Our results indicate that BCG treatment generates conflicting signals by activating both proapoptotic (release of TRAIL) and antiapoptotic signaling. It seems that the proapoptotic signaling (TRAIL) can overcome the activation of antiapoptotic signaling, leading to the induction of apoptosis and enhancement of TRAIL-induced apoptosis. Recently, it was shown that myc interferes with the TRAIL-dependent NF-κB–mediated transcriptional activation of prosurvival genes such as Mcl-1 and cellular inhibitor of apoptosis protein-2 (37). TRAIL functions as a DR5 ligand and rapidly induces apoptosis in a wide variety of cancer cells but is not cytotoxic in normal cells in vitro and in vivo (25). Therefore, TRAIL is considered to be a tumor-selective, apoptosis-inducing cytokine and is being evaluated in clinical trials as a new candidate for cancer treatment. Overexpression of Bcl-2 inhibits TRAIL-induced apoptosis, although it has been proposed that Bcl-2 provides only a partial protection at lower doses of TRAIL and not at higher concentrations (38). We found that curcumin inhibited Bcl-2 levels both in vitro and in vivo.
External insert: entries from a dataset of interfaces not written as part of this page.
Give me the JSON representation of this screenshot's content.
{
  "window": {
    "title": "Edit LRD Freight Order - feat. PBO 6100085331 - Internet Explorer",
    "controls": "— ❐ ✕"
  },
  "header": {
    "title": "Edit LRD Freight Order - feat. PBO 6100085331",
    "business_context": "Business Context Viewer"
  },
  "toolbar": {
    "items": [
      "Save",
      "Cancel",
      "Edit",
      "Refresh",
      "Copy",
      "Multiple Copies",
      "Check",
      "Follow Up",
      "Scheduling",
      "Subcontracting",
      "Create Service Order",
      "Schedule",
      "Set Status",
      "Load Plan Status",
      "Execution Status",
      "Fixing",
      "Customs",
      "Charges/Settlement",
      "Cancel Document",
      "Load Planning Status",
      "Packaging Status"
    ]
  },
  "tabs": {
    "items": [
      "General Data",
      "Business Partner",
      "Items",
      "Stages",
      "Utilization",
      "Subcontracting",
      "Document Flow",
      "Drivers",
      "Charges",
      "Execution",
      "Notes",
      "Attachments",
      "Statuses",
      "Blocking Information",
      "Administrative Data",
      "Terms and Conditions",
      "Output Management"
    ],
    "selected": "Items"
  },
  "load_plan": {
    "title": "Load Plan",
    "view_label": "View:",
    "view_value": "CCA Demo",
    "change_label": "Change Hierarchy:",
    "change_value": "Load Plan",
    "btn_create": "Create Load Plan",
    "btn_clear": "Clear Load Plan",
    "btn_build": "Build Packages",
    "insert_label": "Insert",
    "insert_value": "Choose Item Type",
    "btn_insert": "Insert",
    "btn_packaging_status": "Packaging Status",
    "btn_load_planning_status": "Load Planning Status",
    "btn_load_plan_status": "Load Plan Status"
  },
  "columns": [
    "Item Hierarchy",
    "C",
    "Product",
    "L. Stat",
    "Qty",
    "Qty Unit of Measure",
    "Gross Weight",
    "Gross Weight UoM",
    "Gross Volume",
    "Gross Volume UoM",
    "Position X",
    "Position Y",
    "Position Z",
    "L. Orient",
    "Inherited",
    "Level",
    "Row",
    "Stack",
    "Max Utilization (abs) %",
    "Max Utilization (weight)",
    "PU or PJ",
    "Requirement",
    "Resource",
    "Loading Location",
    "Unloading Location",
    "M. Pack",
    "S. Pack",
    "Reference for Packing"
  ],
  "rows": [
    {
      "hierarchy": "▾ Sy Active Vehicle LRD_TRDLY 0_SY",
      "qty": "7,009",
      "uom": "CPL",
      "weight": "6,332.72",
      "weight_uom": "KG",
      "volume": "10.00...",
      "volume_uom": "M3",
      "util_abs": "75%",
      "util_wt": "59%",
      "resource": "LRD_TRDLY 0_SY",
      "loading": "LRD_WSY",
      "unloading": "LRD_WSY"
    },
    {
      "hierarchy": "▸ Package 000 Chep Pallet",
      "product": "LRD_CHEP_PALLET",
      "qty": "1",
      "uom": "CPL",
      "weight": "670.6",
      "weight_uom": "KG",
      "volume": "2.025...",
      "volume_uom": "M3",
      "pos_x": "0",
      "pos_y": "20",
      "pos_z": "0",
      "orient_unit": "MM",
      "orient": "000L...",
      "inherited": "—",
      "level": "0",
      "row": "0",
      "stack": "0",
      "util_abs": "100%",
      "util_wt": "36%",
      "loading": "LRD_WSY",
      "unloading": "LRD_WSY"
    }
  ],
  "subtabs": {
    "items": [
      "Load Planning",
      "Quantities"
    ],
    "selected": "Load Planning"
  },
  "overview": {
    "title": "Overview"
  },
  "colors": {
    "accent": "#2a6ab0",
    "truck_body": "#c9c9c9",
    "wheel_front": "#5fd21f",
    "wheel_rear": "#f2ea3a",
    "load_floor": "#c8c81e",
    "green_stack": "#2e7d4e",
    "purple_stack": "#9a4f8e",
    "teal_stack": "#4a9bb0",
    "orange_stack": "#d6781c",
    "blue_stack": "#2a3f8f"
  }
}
Mechanisms of TRAIL resistance and ways to overcome these by targeted agents that either neutralize apoptotic blockades or suppress prosurvival signals also triggered by TRAIL are the subject of intense drug development, including molecules such as inhibitors of inhibitor of apoptosis proteins, Bcl-2 family members, and modulators of NF-κB and epidermal growth factor receptor signaling (38). Although combined treatment with standard chemotherapeutics or targeted agents may be an option to increase the efficacy of TRAIL therapy, the ideal combination would be one that does not carry any added toxicity.
It should be noted that BCG is the most effective therapy for bladder cancer and is able to treat even unresected tumors in the human patient (e.g., carcinoma in situ). To date, no therapy has shown added benefit over BCG alone (other than a randomized trial of BCG plus chemotherapy, with its ensuing problems). Thus, the finding that the combination of curcumin and BCG was more effective than BCG alone is remarkable. In conclusion, we provide a novel mechanistic-based rationale for combining curcumin, which is nontoxic and safe for oral ingestion, with BCG for bladder cancer therapy. We have shown that this is effective in the murine model and propose that this combination be tested in clinical trials.
Disclosure of Potential Conflicts of Interest
No potential conflicts of interest were disclosed.
Grant support: Clayton Foundation. B.B. Aggarwal is Ransom Horne, Jr., Professor of Cancer Research.
The costs of publication of this article were defrayed in part by the payment of page charges. This article must therefore be hereby marked advertisement in accordance with 18 U.S.C. Section 1734 solely to indicate this fact.
We thank Walter Pagel for editing the article and providing valuable comments.